Implement with mat design
- 600–900 CE
This carved bone implement is incised with a woven mat design and crowned by foliage at the top. Scholars have associated these types of interwoven designs with royalty and thus may have identified the owner as a member of the elite, perhaps a ruler. Though the function of this implement is unknown, sharpened bones were often used as bloodletting implements to pierce the body and collect blood. Through ritual bloodletting, the king could connect to the spiritual world and harness its power. For the Maya, this act of self-sacrifice was necessary in order to maintain balance within the supernatural world and legitimize rulership, which would further connect this imagery to its function.
Elaine Higgins Smith, Digital Collections Content Coordinator, 2016.
Mary Ellen Miller and Megan E. O'Neil, Maya art and architecture, 2nd edition (London: Thames & Hudson, 2014): 30, 152-154, 245.
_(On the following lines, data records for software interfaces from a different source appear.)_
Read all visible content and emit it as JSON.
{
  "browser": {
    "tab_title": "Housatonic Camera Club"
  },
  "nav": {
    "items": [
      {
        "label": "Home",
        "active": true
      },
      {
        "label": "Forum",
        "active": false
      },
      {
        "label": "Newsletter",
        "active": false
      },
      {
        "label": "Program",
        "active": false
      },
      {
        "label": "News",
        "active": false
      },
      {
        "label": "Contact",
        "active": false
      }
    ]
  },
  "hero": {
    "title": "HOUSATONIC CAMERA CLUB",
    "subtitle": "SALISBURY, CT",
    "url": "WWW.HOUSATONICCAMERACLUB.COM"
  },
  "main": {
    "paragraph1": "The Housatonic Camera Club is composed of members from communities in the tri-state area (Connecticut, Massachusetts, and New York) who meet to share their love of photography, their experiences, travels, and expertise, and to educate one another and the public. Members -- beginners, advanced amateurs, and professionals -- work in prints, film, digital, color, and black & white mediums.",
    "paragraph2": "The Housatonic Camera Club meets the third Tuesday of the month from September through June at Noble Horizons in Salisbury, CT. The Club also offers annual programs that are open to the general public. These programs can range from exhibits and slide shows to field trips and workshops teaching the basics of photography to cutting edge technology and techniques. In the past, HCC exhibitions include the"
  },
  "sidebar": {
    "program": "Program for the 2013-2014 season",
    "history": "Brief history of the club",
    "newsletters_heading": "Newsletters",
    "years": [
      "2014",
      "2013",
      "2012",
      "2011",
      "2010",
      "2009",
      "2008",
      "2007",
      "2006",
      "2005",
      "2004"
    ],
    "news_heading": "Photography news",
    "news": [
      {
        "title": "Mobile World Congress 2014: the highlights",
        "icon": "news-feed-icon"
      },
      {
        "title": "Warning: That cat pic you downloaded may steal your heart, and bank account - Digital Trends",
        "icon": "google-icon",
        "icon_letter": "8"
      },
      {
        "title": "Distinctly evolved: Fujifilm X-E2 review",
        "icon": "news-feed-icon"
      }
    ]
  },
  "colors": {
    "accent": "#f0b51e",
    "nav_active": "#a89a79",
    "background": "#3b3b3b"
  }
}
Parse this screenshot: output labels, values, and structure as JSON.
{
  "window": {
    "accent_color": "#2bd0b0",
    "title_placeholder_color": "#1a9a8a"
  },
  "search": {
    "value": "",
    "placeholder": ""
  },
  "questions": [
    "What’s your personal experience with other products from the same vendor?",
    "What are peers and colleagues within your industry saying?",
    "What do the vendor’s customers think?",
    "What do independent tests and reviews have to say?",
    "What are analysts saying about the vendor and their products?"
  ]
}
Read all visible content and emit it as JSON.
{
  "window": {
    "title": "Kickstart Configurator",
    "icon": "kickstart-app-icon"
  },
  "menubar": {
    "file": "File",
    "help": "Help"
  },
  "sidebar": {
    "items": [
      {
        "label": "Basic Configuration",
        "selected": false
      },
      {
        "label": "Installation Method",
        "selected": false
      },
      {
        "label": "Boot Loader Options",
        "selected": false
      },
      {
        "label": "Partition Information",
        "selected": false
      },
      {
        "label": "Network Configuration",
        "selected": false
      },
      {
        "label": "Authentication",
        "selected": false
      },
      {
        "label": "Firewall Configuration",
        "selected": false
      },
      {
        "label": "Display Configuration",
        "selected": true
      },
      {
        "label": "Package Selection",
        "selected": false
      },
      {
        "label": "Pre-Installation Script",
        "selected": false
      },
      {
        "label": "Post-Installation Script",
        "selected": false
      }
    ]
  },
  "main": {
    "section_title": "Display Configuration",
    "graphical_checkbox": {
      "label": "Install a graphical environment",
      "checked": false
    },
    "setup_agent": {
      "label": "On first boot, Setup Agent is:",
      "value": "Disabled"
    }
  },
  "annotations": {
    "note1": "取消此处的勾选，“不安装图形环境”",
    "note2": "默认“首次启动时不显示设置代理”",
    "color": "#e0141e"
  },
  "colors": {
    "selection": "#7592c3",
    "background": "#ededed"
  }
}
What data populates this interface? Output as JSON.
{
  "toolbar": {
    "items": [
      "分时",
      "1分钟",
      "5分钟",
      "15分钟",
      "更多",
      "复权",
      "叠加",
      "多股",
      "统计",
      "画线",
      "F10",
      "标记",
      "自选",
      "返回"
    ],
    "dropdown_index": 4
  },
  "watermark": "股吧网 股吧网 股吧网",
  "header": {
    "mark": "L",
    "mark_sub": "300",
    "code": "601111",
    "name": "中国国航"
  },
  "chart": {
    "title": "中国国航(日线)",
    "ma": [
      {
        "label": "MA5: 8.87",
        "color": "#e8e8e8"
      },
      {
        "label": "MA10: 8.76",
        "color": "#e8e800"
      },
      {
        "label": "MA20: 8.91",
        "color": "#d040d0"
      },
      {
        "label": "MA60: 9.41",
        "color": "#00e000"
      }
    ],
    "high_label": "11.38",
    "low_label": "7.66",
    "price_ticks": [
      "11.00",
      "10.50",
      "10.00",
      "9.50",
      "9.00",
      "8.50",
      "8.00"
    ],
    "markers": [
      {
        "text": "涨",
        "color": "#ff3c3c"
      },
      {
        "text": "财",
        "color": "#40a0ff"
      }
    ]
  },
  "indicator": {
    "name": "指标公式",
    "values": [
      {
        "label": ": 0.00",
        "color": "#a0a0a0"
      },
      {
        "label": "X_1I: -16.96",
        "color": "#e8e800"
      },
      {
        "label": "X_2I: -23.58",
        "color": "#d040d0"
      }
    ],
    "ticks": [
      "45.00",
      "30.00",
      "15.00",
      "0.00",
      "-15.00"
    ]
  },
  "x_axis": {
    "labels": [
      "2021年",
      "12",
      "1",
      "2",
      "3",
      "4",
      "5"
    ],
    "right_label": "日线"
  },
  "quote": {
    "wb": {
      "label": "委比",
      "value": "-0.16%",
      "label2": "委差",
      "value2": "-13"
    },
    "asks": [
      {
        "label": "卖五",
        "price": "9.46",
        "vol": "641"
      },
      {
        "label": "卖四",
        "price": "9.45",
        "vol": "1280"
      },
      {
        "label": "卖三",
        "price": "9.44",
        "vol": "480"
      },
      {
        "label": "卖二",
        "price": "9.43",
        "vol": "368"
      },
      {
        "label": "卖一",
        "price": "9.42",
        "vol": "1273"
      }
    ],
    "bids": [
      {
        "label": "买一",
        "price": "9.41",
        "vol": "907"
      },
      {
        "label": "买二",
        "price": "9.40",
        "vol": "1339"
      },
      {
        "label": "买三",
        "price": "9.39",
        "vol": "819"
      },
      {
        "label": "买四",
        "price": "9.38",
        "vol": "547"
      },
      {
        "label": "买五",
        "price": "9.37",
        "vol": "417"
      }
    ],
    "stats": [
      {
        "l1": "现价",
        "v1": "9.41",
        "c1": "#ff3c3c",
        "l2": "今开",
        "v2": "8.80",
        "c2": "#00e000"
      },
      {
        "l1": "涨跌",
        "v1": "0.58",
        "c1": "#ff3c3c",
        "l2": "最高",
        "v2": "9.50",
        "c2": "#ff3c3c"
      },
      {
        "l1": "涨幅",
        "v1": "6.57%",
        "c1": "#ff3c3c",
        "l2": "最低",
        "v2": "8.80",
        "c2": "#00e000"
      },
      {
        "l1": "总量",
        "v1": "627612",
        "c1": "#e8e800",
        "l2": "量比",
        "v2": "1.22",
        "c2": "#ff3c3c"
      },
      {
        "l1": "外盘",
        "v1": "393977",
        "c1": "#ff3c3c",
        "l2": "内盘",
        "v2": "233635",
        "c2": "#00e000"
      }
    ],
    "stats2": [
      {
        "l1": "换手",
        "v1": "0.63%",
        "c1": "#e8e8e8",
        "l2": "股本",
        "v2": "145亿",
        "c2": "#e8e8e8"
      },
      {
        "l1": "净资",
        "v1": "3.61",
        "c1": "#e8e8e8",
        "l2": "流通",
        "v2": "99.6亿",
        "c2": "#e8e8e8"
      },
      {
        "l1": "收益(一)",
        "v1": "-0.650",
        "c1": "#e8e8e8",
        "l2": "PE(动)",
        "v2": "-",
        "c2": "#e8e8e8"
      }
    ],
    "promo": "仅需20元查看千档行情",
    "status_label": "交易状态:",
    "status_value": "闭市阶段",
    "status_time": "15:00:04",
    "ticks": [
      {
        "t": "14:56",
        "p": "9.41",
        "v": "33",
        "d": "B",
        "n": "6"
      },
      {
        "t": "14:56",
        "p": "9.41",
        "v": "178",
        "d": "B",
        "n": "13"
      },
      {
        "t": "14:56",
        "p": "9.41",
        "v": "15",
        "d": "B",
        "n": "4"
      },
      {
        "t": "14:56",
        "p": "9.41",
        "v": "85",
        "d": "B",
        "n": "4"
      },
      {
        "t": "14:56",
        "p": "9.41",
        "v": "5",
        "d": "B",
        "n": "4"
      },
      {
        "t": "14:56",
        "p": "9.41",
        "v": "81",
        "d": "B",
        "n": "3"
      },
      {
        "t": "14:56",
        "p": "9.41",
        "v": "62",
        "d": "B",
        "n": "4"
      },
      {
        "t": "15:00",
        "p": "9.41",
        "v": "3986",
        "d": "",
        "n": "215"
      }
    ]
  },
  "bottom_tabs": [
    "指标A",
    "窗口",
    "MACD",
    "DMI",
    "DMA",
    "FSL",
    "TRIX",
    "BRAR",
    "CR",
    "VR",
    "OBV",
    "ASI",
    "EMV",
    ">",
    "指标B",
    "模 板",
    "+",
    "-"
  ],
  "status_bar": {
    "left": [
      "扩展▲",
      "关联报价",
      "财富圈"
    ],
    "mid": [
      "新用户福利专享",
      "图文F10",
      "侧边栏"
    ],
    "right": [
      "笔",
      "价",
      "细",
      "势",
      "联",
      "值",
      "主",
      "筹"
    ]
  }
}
Elin C. Danien, "A Reinterpretation of the Chamá Vase," in The Foundation for the Advancement of Mesoamerican Studies, Inc. (FAMSI). http://www.famsi.org/research/kerr/articles/chama/. Accessed 31 August 2015.